Muslim children who are at risk of being exposed to "radical Islamic extremism" by their parents are victims of child abuse and should be taken into care, according to Boris Johnson.

Writing in his column for the Daily Telegraph, the mayor of London said some children should be removed from their families to stop them being taught the kind of "mad yearning for murder and death" espoused by the killers of Fusilier Lee Rigby.

Johnson told London radio station LBC Radio during his monthly phone-in that children exposed to extreme views by BNP members could also be taken into care.

In his article, Johnson wrote: "We know that the problem of radicalisation is not getting conspicuously worse – but nor is it going away. There are a few thousand people in London – the 'low thousands', they say – who are of interest to the security services and a huge amount of work goes into monitoring those people, and into making sure their ranks are not swelled by new victims of radicalisation.

We are watching like hawks to see who comes back from Syria, and the ideas they may have picked up
- Boris Johnson

"What has been less widely understood is that some young people are now being radicalised at home by their parents or by their stepparents. It is estimated that there could be hundreds of children – especially those who come within the orbit of the banned extremist group al-Muhajiroun – who are being taught crazy stuff: the kind of mad yearning for murder and death that we heard from Lee Rigby's killers."

Johnson said there had been a reluctance by social services to intervene in the behaviour of certain groups even when police had evidence because it was not clear that the "safeguarding law" would support such action.

Michael Adebolajo and Michael Adebowale were found guilty
Michael Adebolajo and Michael Adebowale were found guilty of the murder of fusilier Lee Rigby in Woolwich Reuters

He added: "A child may be taken into care if he or she is being exposed to pornography or is being abused – but not if the child is being habituated to this utterly bleak and nihilistic view of the world that could lead them to become murderers.
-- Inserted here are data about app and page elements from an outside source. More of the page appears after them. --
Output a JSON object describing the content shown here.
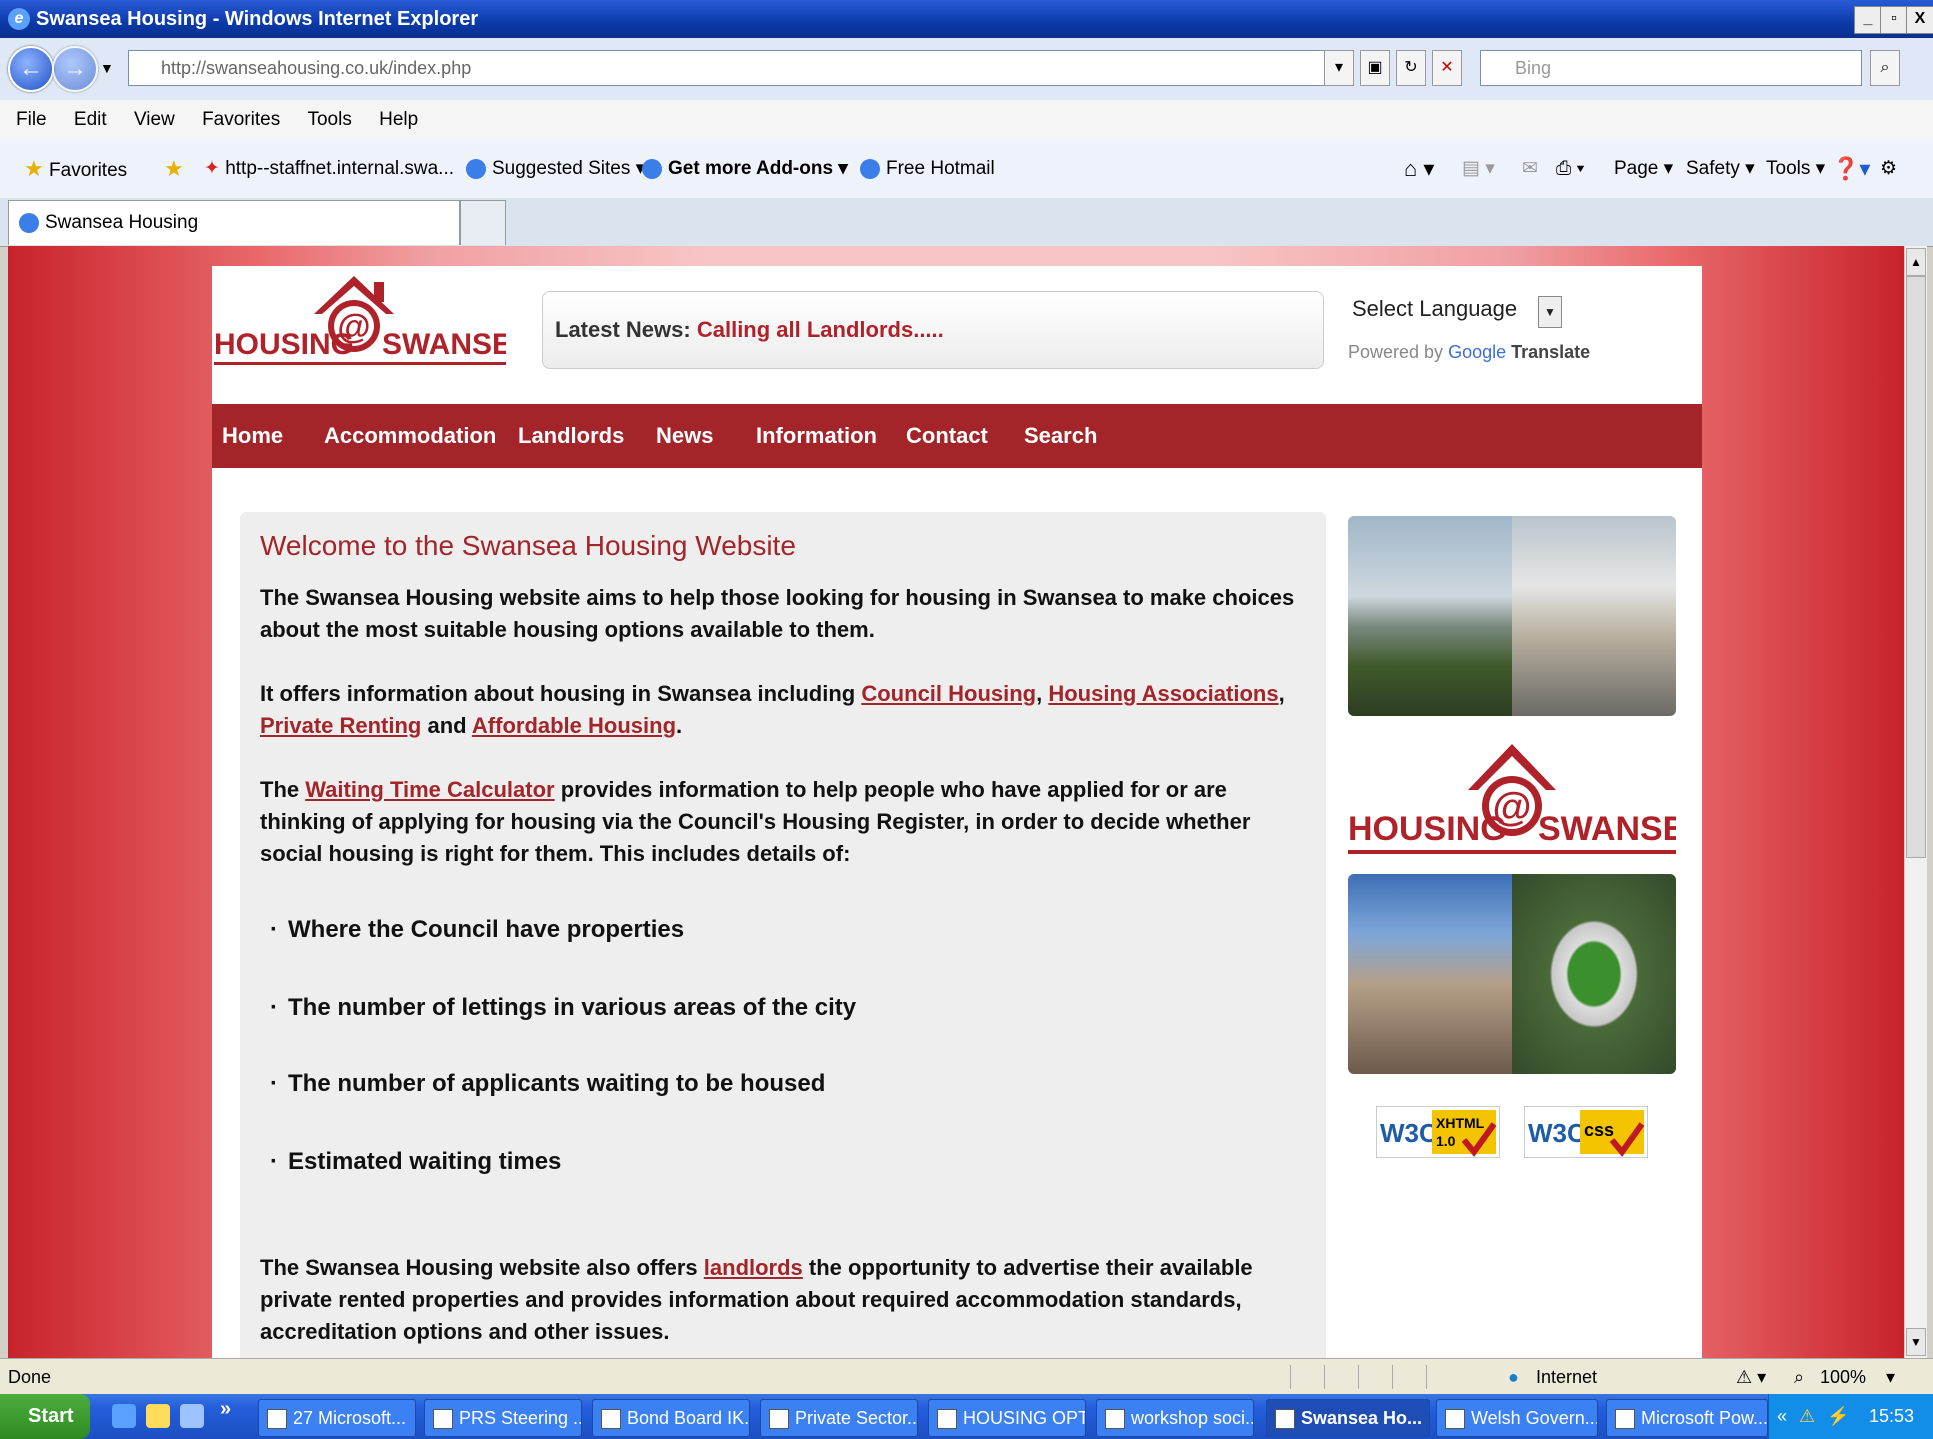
{
  "window": {
    "title": "Swansea Housing - Windows Internet Explorer",
    "controls": [
      "_",
      "▫",
      "X"
    ]
  },
  "browser": {
    "url": "http://swanseahousing.co.uk/index.php",
    "search_placeholder": "Bing",
    "menu": [
      "File",
      "Edit",
      "View",
      "Favorites",
      "Tools",
      "Help"
    ],
    "favorites_bar": {
      "favorites_label": "Favorites",
      "links": [
        "http--staffnet.internal.swa...",
        "Suggested Sites ▾",
        "Get more Add-ons ▾",
        "Free Hotmail"
      ],
      "commands": [
        "Page ▾",
        "Safety ▾",
        "Tools ▾"
      ]
    },
    "tab": "Swansea Housing"
  },
  "site": {
    "logo_text_left": "HOUSING",
    "logo_text_right": "SWANSEA",
    "latest_news_label": "Latest News:",
    "latest_news_link": "Calling all Landlords.....",
    "language": {
      "select_label": "Select Language",
      "powered_by": "Powered by",
      "google": "Google",
      "translate": "Translate"
    },
    "nav": [
      "Home",
      "Accommodation",
      "Landlords",
      "News",
      "Information",
      "Contact",
      "Search"
    ],
    "heading": "Welcome to the Swansea Housing Website",
    "para1": "The Swansea Housing website aims to help those looking for housing in Swansea to make choices about the most suitable housing options available to them.",
    "para2": {
      "before": "It offers information about housing in Swansea including ",
      "link1": "Council Housing",
      "sep1": ", ",
      "link2": "Housing Associations",
      "sep2": ", ",
      "link3": "Private Renting",
      "mid": " and ",
      "link4": "Affordable Housing",
      "after": "."
    },
    "para3": {
      "before": "The ",
      "link": "Waiting Time Calculator",
      "after": " provides information to help people who have applied for or are thinking of applying for housing via the Council's Housing Register, in order to decide whether social housing is right for them. This includes details of:"
    },
    "bullets": [
      "Where the Council have properties",
      "The number of lettings in various areas of the city",
      "The number of applicants waiting to be housed",
      "Estimated waiting times"
    ],
    "para4": {
      "before": "The Swansea Housing website also offers ",
      "link": "landlords",
      "after": " the opportunity to advertise their available private rented properties and provides information about required accommodation standards, accreditation options and other issues."
    },
    "badges": [
      "W3C XHTML 1.0",
      "W3C CSS"
    ],
    "badge_w3c": "W3C",
    "badge_xhtml": "XHTML",
    "badge_ver": "1.0",
    "badge_css": "css"
  },
  "status": {
    "text": "Done",
    "zone": "Internet",
    "zoom": "100%"
  },
  "taskbar": {
    "start": "Start",
    "tasks": [
      "27 Microsoft...",
      "PRS Steering ...",
      "Bond Board IK...",
      "Private Sector...",
      "HOUSING OPT...",
      "workshop soci...",
      "Swansea Ho...",
      "Welsh Govern...",
      "Microsoft Pow..."
    ],
    "clock": "15:53"
  },
  "colors": {
    "brand_red": "#a3252a",
    "nav_bg": "#a3252a",
    "link": "#a3252a"
  }
}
"I have been told of at least one case where the younger siblings of a convicted terrorist are well on the road to radicalisation – and it is simply not clear that the law would support intervention."

"This is absurd. The law should obviously treat radicalisation as a form of child abuse. It is the strong view of many of those involved in counter-terrorism that there should be a clearer legal position, so that those children who are being turned into potential killers or suicide bombers can be removed into care – for their own safety and for the safety of the public."
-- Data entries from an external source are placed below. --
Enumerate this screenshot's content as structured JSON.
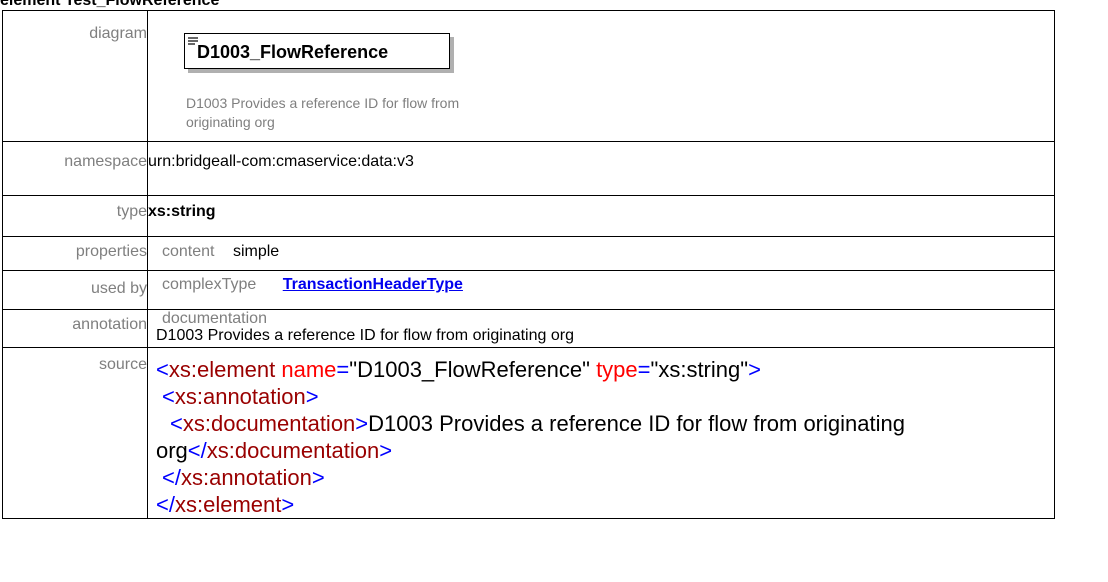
{
  "heading": "element Test_FlowReference",
  "labels": {
    "diagram": "diagram",
    "namespace": "namespace",
    "type": "type",
    "properties": "properties",
    "used_by": "used by",
    "annotation": "annotation",
    "source": "source"
  },
  "diagram": {
    "element_name": "D1003_FlowReference",
    "documentation": "D1003 Provides a reference ID for flow from originating org"
  },
  "namespace": "urn:bridgeall-com:cmaservice:data:v3",
  "type": "xs:string",
  "properties": {
    "key": "content",
    "value": "simple"
  },
  "used_by": {
    "kind": "complexType",
    "link": "TransactionHeaderType"
  },
  "annotation": {
    "heading": "documentation",
    "text": "D1003 Provides a reference ID for flow from originating org"
  },
  "source": {
    "lt": "<",
    "lt_slash": "</",
    "gt": ">",
    "eq": "=",
    "quote": "\"",
    "element_tag": "xs:element",
    "attr_name": "name",
    "attr_name_value": "D1003_FlowReference",
    "attr_type": "type",
    "attr_type_value": "xs:string",
    "annotation_tag": "xs:annotation",
    "documentation_tag": "xs:documentation",
    "documentation_text_line1": "D1003 Provides a reference ID for flow from originating",
    "documentation_text_line2": "org"
  },
  "colors": {
    "label_gray": "#7f7f7f",
    "link_blue": "#0000ee",
    "xml_bracket_blue": "#0000ff",
    "xml_element_maroon": "#990000",
    "xml_attr_red": "#ff0000"
  }
}
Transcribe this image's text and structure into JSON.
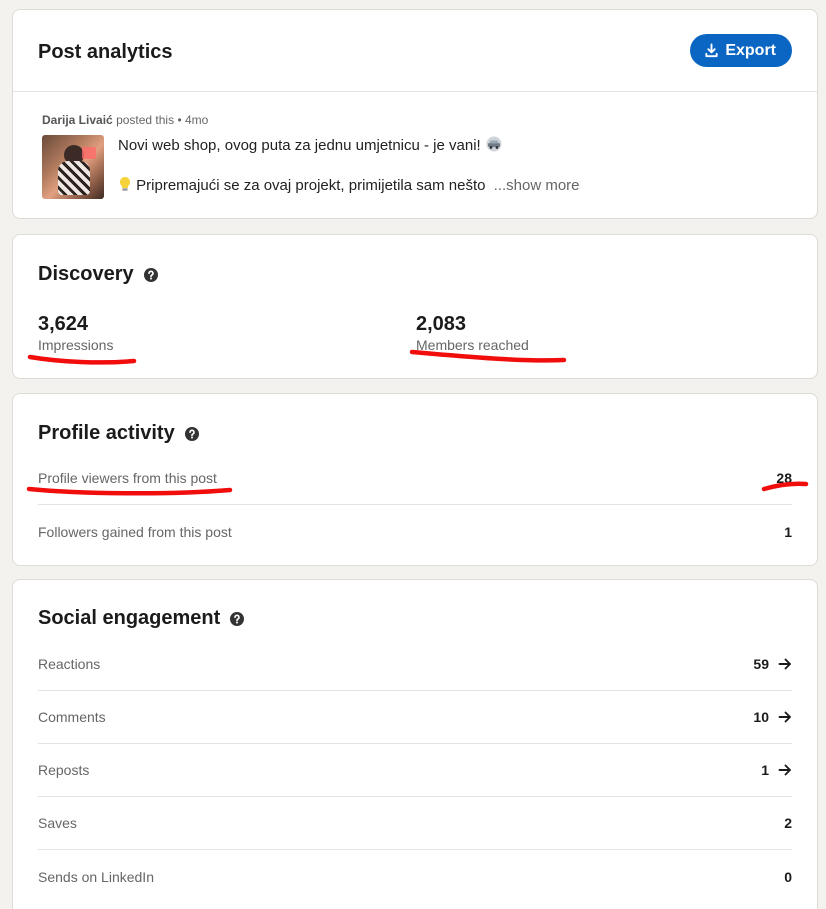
{
  "header": {
    "title": "Post analytics",
    "export_label": "Export"
  },
  "post": {
    "author": "Darija Livaić",
    "action": "posted this",
    "separator": "•",
    "age": "4mo",
    "line1": "Novi web shop, ovog puta za jednu umjetnicu - je vani!",
    "line2": "Pripremajući se za ovaj projekt, primijetila sam nešto",
    "show_more": "...show more"
  },
  "discovery": {
    "title": "Discovery",
    "impressions_value": "3,624",
    "impressions_label": "Impressions",
    "members_value": "2,083",
    "members_label": "Members reached"
  },
  "profile_activity": {
    "title": "Profile activity",
    "rows": [
      {
        "label": "Profile viewers from this post",
        "value": "28"
      },
      {
        "label": "Followers gained from this post",
        "value": "1"
      }
    ]
  },
  "social_engagement": {
    "title": "Social engagement",
    "rows": [
      {
        "label": "Reactions",
        "value": "59"
      },
      {
        "label": "Comments",
        "value": "10"
      },
      {
        "label": "Reposts",
        "value": "1"
      },
      {
        "label": "Saves",
        "value": "2"
      },
      {
        "label": "Sends on LinkedIn",
        "value": "0"
      }
    ]
  },
  "colors": {
    "brand_blue": "#0a66c2",
    "annotation_red": "#f20d0d",
    "page_background": "#f4f2ee"
  }
}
When asked if children of BNP members who spread racial hatred should also be taken away, Johnson told LBC Radio it could be justified in the most "extreme cases".
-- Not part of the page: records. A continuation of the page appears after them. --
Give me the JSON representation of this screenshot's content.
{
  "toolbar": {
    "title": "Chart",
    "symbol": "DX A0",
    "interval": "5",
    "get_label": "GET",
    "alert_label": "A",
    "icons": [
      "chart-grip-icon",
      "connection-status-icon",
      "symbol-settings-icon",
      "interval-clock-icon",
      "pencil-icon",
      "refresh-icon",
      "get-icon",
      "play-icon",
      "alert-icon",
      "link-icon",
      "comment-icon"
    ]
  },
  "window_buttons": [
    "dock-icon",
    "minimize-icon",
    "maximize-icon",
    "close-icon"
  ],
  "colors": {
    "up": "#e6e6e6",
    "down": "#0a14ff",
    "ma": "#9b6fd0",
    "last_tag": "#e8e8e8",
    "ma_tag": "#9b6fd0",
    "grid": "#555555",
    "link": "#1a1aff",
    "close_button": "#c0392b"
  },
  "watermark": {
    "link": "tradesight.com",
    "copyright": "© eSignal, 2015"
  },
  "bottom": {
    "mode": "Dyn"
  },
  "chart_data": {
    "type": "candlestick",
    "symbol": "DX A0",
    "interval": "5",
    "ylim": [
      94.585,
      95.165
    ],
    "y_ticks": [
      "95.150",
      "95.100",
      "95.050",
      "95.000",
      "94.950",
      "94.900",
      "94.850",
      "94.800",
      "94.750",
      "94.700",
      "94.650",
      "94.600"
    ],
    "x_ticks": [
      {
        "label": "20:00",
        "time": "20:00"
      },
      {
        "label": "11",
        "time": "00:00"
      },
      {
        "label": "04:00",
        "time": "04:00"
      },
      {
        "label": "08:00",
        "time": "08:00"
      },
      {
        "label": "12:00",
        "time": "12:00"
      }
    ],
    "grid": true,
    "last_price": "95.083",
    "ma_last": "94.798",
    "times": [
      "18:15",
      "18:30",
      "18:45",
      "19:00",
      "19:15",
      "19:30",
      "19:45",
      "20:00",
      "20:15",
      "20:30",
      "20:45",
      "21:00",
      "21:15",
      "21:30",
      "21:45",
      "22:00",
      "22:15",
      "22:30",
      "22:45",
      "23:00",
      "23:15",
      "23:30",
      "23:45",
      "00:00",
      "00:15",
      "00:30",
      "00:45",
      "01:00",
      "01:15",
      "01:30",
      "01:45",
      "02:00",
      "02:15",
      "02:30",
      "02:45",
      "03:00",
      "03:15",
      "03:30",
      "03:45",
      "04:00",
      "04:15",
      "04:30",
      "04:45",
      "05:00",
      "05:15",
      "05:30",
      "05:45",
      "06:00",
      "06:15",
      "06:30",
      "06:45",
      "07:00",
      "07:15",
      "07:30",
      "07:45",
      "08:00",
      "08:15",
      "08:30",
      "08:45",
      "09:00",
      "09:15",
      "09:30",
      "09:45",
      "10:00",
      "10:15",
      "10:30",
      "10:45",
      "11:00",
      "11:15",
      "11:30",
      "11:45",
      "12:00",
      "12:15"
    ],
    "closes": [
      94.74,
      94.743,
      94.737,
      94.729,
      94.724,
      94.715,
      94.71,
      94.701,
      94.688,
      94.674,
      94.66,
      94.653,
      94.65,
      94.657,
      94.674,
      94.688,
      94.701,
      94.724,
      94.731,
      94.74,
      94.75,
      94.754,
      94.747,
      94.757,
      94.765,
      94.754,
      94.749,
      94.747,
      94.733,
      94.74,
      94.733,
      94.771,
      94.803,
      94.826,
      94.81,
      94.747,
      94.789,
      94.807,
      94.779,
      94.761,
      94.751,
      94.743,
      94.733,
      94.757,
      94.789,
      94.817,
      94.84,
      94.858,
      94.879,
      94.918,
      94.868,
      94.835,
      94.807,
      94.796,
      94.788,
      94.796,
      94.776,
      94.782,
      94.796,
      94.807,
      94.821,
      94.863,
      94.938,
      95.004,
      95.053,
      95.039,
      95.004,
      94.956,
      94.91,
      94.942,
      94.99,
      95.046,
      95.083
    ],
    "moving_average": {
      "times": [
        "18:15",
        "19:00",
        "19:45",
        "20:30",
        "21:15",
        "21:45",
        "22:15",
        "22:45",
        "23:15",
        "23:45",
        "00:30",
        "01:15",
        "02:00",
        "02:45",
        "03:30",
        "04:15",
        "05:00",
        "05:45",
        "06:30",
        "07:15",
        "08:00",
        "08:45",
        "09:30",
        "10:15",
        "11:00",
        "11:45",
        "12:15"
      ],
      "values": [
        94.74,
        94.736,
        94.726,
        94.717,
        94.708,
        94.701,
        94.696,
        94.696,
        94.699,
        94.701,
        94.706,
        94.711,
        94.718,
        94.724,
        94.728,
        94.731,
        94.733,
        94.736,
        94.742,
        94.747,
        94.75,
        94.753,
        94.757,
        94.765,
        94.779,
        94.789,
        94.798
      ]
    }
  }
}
He added: "It all depends on the interests of the child. It depends what is happening. If that child is being taught to want to commit crime, or be full of hate, then I imagine you might contemplate such a thing."

Michael Adebolajo was handed a whole-life sentence for the murder of Rigby in Woolwich. His accomplice Michael Adebowale was handed a life sentence with a minimum term of 45 years.

During the trial, Adebolajo told the court he was acting as a "soldier of Allah".